In my view driver risk and behaviour is a crucial element of the patient experience and fundamental to operating a safe and effective fleet.
Driver analytics, collected and reported through Ferno’s ACETECH advanced vehicle intelligence system provides a really good steer on how certain drivers perform, highlighting what type of intervention they might need and, more unusually, I believe we can use this data to understand how driver behavior effects the patient. For example, ‘G’ forces may affect somebody suffering a heart attack or stroke – I am keen to explore this kind of non-traditional idea and this definitely seems to have gained some recognition internally in other authorities and emergency medical services.
Again, with the patient in mind, we have also been working FERNO to make major breakthroughs with an Integrated Patient Transport & Loading System. This is a project which directly challenges the traditions of ambulance design. The system enables a modular approach for equipment and will improve ergonomics for paramedics resulting in a direct contribution to improved patient care.
Do you think there is a place for shared services within the public sector?
The idea of shared services within emergency services is a hot topic at the moment and whilst there are many pros and cons we have to be really clear how this collaboration may affect our core role and operational specialties.
Over the last decade Ambulance services nationally have amalgamated across regions reducing from 35 services to 10 Trusts, the economies of scale that this releases are significant and it has provided enough critical mass to transform services discussed in this document. Further opportunities for joint responding, shared HR, Finance, IT, collaborative purchasing and procurement or other back-office services are areas that could work. In my view it’s too lean a proposition otherwise.

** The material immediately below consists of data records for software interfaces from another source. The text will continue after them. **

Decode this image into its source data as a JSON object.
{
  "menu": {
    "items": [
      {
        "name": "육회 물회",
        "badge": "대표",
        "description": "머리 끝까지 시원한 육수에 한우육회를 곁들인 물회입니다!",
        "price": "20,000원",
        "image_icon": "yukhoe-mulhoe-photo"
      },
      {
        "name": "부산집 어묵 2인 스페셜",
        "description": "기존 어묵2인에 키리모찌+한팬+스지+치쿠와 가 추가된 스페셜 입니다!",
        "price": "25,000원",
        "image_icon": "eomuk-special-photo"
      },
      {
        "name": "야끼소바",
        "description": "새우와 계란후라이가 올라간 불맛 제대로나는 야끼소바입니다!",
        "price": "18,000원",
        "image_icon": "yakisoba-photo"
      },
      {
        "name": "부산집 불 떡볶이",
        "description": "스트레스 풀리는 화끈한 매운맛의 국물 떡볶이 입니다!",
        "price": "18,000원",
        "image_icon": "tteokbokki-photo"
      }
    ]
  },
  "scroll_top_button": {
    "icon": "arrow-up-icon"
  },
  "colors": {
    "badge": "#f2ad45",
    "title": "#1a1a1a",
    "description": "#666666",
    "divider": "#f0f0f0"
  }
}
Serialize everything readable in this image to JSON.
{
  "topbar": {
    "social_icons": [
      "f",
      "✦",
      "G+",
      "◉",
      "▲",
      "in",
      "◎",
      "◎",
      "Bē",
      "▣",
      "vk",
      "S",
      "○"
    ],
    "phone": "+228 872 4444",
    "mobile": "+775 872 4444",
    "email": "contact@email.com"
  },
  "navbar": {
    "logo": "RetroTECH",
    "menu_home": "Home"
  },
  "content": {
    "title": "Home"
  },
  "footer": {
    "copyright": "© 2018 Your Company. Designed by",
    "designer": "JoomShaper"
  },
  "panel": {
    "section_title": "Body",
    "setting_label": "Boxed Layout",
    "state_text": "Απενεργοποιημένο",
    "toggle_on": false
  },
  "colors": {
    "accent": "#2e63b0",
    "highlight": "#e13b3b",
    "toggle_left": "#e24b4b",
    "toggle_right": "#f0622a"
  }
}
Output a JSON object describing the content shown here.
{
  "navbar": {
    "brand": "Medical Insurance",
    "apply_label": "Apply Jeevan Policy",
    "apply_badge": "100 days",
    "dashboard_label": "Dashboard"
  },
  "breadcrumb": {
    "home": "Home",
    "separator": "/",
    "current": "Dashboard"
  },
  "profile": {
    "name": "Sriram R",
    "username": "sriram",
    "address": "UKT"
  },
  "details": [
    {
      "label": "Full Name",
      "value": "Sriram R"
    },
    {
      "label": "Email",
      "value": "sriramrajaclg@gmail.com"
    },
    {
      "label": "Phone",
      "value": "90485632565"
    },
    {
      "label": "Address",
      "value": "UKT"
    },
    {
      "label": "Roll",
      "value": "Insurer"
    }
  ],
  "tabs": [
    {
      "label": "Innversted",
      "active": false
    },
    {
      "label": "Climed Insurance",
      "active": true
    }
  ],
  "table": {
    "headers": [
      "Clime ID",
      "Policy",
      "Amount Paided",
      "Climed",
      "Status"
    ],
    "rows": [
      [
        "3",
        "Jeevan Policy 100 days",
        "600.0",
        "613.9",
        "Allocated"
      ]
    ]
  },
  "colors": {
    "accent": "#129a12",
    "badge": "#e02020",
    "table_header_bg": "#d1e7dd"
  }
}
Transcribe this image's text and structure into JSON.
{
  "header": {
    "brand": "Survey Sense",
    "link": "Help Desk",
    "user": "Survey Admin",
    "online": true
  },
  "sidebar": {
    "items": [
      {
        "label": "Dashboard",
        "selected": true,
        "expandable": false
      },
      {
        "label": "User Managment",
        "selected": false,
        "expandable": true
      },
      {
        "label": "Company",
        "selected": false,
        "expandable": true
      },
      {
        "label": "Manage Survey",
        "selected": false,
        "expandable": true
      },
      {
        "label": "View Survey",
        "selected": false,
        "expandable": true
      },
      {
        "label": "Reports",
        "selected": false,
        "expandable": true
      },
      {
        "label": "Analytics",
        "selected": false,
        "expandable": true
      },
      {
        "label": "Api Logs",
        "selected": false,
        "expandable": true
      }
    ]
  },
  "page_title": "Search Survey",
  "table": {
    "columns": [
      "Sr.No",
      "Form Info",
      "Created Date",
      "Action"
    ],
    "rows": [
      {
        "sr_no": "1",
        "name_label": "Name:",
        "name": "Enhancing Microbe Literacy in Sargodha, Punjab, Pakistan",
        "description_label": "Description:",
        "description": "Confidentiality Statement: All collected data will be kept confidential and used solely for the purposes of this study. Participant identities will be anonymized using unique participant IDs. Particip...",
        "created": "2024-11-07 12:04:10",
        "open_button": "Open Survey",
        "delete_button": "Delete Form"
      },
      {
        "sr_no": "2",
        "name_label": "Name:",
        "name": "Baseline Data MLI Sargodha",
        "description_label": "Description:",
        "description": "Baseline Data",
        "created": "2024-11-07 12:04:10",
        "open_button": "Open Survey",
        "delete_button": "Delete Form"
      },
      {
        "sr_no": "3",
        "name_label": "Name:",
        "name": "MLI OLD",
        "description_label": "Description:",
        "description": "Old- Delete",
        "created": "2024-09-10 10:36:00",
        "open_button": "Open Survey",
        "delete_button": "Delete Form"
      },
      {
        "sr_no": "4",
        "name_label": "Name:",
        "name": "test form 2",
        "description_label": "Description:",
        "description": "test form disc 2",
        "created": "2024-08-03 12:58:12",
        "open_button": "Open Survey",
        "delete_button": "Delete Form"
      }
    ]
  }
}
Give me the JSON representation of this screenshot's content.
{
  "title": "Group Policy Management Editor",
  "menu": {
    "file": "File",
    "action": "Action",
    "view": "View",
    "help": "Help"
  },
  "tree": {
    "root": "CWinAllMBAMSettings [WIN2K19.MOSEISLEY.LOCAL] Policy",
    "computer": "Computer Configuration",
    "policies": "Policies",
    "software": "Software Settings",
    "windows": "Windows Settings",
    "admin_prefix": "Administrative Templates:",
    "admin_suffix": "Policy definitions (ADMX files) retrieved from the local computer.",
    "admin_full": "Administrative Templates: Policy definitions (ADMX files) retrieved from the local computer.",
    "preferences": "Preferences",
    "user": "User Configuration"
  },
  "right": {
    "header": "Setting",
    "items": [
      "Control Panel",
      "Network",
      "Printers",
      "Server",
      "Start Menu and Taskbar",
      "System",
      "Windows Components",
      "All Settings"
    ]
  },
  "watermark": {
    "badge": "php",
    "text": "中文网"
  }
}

What is the most rewarding element of your role?
I enjoy growing and developing the team that has changed dramatically in recent years. Staff now feel part and parcel of the whole care process and it’s rewarding to know that the team is valued for their professionalism.